What this task involves
In the entries below, every line with the string "Ferien" is to be reported.

Interface dataset entries
+++

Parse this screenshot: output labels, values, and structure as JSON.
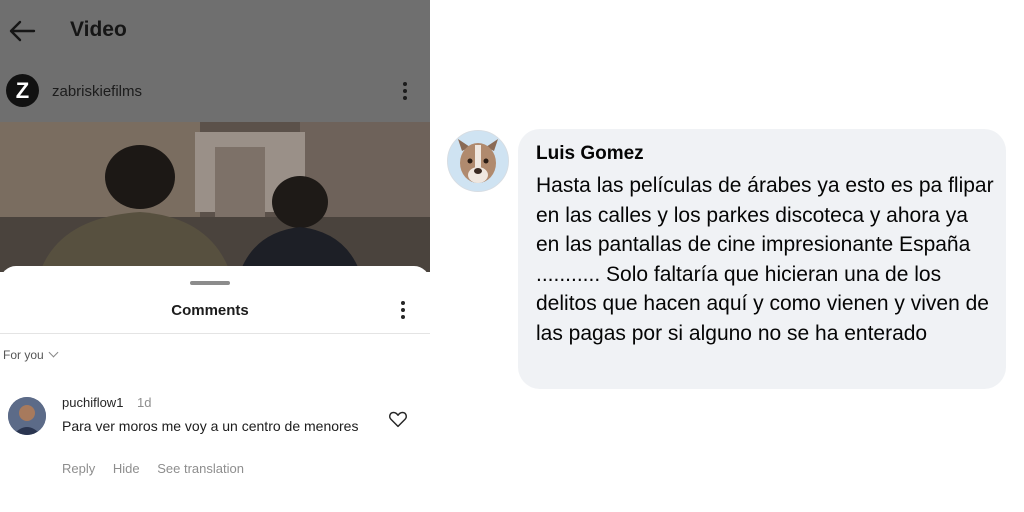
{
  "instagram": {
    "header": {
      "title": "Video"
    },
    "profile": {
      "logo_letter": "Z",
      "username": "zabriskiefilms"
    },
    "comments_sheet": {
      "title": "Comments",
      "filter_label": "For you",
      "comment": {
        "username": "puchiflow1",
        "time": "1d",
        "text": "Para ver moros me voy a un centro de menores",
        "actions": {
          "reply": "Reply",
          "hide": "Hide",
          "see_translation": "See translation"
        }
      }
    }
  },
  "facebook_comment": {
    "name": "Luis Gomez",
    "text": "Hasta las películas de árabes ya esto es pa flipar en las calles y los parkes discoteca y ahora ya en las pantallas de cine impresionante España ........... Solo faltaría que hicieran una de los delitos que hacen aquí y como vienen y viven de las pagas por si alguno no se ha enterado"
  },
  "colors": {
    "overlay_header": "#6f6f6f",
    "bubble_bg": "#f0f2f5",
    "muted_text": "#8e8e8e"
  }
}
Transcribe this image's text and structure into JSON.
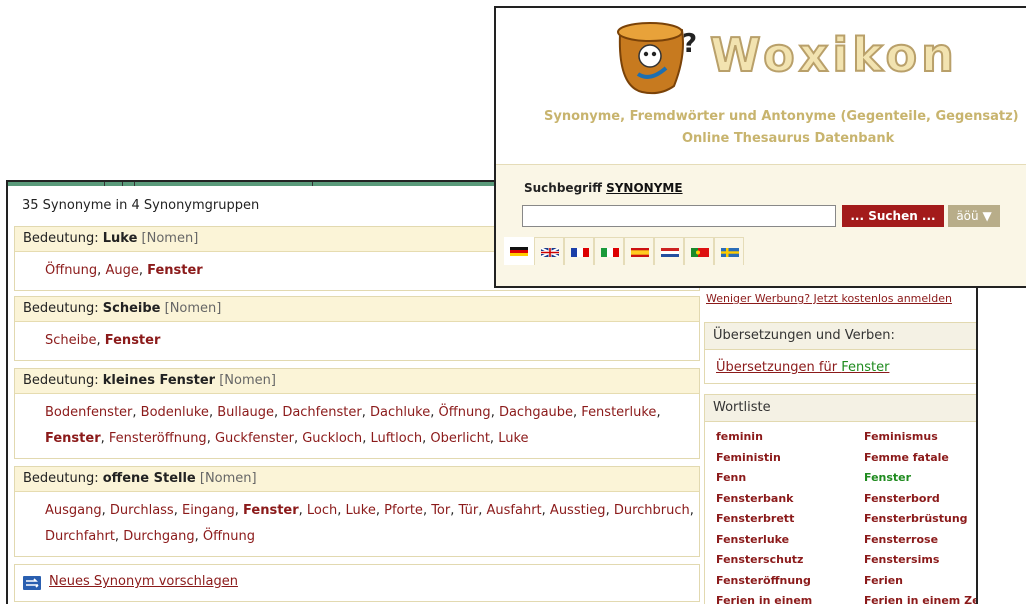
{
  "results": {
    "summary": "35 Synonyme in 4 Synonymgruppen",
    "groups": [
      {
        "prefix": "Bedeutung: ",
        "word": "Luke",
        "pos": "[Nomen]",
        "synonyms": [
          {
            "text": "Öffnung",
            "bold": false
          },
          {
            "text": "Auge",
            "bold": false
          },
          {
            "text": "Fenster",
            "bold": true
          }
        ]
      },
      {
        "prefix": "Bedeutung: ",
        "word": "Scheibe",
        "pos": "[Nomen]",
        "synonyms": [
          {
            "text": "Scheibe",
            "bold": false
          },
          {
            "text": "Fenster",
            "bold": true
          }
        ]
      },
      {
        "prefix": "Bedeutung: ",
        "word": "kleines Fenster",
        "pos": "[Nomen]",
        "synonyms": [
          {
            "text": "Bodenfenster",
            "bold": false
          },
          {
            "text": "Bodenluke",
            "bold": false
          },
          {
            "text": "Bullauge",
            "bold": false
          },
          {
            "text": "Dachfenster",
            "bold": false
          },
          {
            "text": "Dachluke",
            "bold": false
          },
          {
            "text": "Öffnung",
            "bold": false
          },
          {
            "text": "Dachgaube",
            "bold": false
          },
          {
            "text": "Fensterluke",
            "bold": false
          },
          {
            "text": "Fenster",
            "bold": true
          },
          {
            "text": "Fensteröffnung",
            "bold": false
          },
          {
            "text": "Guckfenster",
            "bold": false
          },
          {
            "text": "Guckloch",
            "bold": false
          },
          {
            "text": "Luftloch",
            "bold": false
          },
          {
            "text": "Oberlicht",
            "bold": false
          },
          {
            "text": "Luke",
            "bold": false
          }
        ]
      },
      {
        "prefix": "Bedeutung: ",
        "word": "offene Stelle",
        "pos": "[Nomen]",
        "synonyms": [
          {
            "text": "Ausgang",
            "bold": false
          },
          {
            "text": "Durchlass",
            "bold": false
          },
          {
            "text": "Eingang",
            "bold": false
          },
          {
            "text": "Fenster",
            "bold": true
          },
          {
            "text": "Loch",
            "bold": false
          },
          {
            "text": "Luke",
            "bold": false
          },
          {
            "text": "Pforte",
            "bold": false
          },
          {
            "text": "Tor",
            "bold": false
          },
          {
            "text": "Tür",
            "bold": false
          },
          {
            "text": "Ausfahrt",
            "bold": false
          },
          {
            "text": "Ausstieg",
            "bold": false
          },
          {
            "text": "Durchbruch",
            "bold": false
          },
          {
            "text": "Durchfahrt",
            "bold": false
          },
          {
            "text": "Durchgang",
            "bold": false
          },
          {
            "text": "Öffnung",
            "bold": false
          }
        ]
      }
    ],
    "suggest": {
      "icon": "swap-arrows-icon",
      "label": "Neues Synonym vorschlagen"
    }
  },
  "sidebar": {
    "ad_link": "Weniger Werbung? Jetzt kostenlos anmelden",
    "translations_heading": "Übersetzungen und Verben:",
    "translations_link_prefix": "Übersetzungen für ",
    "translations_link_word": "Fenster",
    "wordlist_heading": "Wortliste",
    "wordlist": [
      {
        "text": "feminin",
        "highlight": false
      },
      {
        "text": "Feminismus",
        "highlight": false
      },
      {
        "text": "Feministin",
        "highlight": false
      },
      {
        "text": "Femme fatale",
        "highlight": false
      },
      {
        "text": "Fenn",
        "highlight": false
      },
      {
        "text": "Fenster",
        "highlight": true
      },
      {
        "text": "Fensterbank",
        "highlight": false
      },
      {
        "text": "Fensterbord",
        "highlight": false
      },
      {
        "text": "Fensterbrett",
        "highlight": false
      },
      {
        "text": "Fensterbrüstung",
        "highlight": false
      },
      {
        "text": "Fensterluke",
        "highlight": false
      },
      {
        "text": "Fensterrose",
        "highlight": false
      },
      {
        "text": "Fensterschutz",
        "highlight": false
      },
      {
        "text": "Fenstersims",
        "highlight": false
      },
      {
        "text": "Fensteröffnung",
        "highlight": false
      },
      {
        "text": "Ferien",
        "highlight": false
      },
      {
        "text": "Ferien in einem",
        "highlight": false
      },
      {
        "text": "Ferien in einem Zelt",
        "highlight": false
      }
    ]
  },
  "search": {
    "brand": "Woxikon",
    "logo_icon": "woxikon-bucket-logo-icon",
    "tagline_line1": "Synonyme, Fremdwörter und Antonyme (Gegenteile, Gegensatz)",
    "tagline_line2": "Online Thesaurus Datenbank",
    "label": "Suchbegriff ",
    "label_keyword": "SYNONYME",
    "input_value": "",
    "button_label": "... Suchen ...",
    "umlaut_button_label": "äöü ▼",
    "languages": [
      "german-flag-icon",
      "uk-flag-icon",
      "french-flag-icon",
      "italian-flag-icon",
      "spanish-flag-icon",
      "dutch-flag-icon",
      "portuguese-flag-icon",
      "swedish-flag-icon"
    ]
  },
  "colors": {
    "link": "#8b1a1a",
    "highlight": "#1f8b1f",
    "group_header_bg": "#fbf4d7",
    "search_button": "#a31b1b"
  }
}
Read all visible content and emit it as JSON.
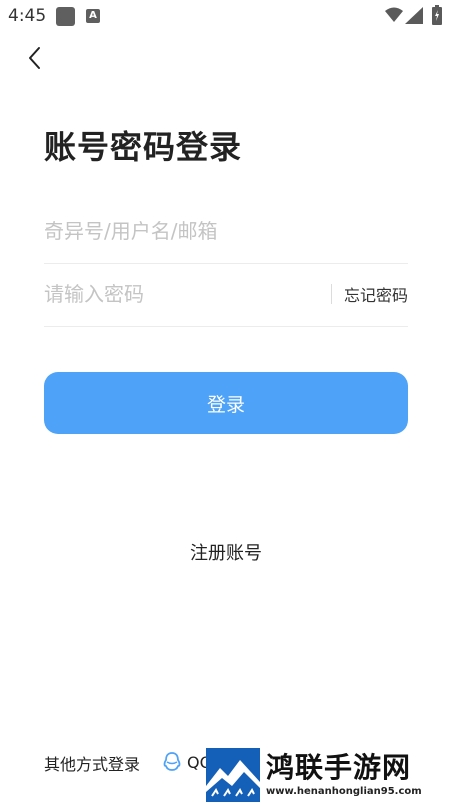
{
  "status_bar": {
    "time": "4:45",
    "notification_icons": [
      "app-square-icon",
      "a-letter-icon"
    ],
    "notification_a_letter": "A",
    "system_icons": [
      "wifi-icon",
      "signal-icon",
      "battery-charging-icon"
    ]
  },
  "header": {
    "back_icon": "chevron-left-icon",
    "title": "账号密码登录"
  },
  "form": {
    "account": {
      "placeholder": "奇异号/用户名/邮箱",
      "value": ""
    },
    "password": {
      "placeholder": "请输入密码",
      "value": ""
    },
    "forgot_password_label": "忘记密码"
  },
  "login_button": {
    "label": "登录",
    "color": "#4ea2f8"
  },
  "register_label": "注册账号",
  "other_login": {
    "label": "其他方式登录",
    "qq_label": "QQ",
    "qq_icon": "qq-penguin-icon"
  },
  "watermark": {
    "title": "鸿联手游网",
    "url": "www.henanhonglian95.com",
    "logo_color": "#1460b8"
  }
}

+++

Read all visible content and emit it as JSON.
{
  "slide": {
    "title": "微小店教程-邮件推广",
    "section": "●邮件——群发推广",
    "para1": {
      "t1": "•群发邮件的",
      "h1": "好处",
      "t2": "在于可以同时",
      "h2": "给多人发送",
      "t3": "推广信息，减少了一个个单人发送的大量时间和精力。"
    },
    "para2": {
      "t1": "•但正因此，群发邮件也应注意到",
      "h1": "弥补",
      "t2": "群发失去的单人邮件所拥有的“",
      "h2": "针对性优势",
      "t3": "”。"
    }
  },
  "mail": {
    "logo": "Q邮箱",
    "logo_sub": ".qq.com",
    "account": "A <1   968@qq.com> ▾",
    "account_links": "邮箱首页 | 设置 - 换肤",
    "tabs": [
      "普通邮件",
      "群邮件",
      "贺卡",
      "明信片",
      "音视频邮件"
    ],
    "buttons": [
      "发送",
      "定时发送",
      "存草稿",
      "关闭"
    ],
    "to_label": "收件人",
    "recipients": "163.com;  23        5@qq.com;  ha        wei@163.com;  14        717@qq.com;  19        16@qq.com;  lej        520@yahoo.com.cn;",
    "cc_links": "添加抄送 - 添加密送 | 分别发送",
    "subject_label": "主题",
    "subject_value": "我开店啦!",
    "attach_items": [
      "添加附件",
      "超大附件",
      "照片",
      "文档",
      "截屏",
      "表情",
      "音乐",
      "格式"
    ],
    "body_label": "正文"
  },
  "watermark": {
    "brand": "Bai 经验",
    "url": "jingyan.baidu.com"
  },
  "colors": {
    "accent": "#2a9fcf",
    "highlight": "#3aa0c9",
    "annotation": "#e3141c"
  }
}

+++

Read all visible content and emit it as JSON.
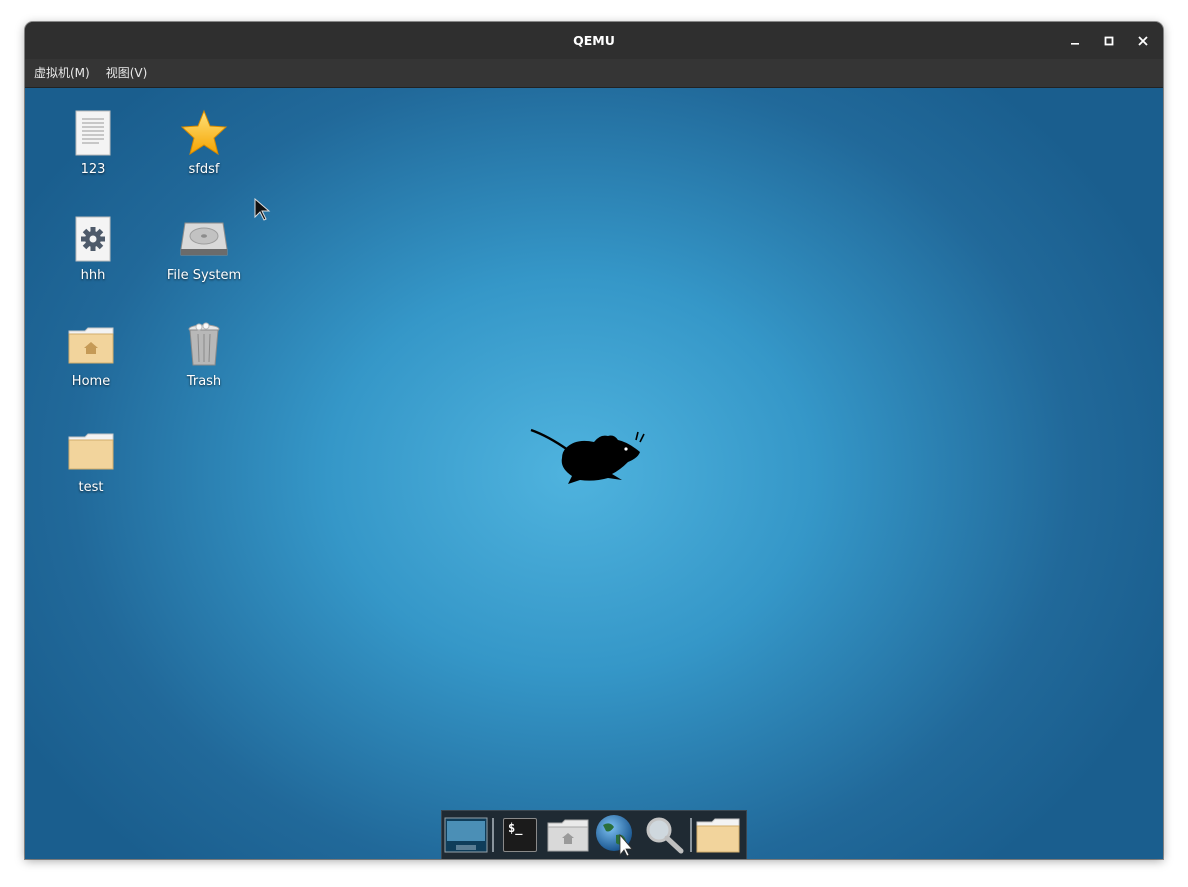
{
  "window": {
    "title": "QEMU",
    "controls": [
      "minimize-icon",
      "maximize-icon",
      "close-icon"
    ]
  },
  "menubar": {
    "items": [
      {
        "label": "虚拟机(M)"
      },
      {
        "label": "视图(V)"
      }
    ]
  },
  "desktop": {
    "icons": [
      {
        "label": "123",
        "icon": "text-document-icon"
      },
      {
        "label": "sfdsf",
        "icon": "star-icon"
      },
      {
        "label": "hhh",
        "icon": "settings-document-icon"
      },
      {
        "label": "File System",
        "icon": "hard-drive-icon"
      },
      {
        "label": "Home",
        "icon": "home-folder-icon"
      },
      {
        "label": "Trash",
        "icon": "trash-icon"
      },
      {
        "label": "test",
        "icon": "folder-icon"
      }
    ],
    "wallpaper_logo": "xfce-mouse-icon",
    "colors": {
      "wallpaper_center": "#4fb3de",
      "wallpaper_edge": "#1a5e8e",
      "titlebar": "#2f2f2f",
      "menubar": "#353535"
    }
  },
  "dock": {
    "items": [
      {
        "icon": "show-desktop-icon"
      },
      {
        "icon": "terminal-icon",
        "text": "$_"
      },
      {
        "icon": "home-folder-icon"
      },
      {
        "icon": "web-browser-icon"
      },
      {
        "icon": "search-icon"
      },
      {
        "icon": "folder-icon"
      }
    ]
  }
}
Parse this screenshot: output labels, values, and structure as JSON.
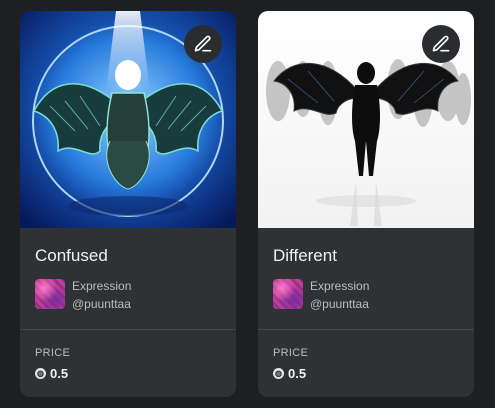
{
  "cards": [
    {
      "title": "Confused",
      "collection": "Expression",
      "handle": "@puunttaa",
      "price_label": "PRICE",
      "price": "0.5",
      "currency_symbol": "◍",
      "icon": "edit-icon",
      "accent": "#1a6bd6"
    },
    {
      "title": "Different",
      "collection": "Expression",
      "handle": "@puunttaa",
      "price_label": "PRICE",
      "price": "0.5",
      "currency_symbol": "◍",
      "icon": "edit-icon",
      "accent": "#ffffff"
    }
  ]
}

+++

Response box
        "text": "Ferien",
        "text": "Ferien in einem",
        "text": "Ferien in einem Zelt",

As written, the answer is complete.